Brian Woolnough, the chief sports writer of the Daily Star, has died after a long struggle against bowel cancer.
The 63-year-old was also a well-known face on television, hosting Sky Sports' Sunday Supplement from 2007 after previously being the presenter of Hold the Back Page from 1994.
Woolnough began his career on The Esher News in Surrey, moved to the Evening Post in Hemel Hempstead before joining The Sun, where he worked for 27 years, ending up as chief football writer. He moved to the Daily Star in 2001.
Tributes instantly poured in for Woolnough on Twitter, as well as from Manchester United manager Sir Alex Ferguson and FIFA president Sepp Blatter.
He said: 'I liked him. He was a good man, Brian. He was a good journalist and a good personality.
'He asked good questions, sometimes too good! It's very sad and my thoughts are with his family at this time.'
On Twitter, Blatter wrote: 'Sorry to hear of loss of Brian Woolnough. We will miss him in football and at the World Cup especially.'
Sportsmail's chief football correspondent Matt Lawton wrote: 'Desperately sad to hear that Brian Woolnough has passed away. A Fleet Street legend and top, top man. Thoughts with his family.'
BBC's Match of the Day host Gary Lineker added: 'Very sorry to hear that Brian Woolnough has passed away. One of football's finest journalists. #RIPWooly'.
Everton captain Phil Neville wrote: 'Sad to hear the death of Brian Woolnough - thoughts are with his family RIP'.
Woolnough leaves a wife, Linda, and three children.
Daily Star editor Dawn Neesom said: 'Brian will be missed by everyone at the Daily Star. He was a brilliant sports writer, a huge character and above all a really nice bloke.
'Our thoughts and prayers are with his wife, Linda, and family.'
Daily Star sports editor Howard Wheatcroft said: 'Brian was the doyen of his generation of sports journalists, and had been the senior figure in football journalism for a long, long time.
'To my mind he also paved the way for journalists being called upon as pundits.
'When the era of rolling sports news began, such was his standing that he was in demand from virtually day one - and up until the end he was still the best of the lot.

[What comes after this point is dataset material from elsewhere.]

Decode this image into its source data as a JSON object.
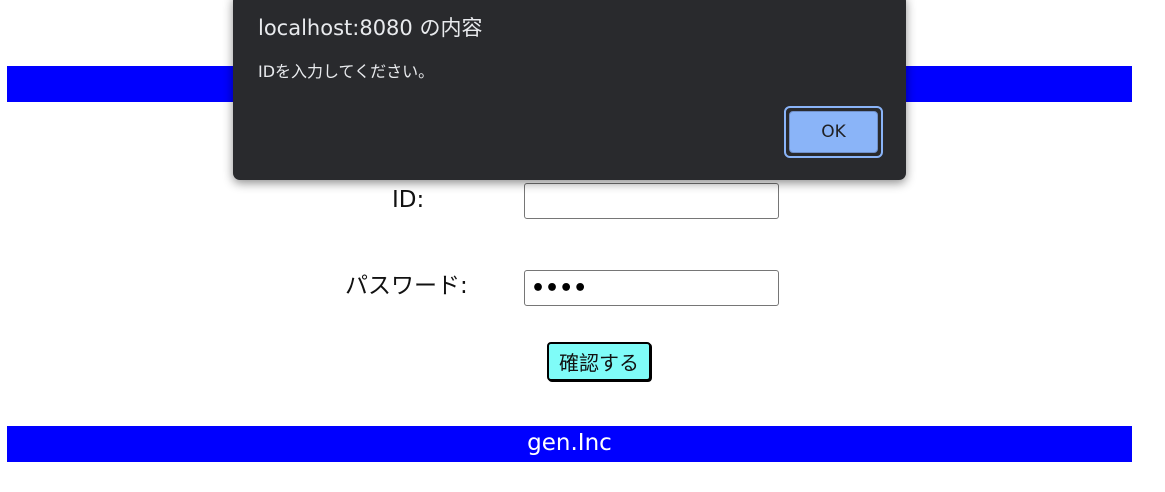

'He was a big man in many ways, but he was never arrogant and had an incredible appetite for hard work.'
It is only three months since the death of the Daily Star's chief football writer Danny Fullbrook at the age of 40, also from cancer.
Source: Daily Mail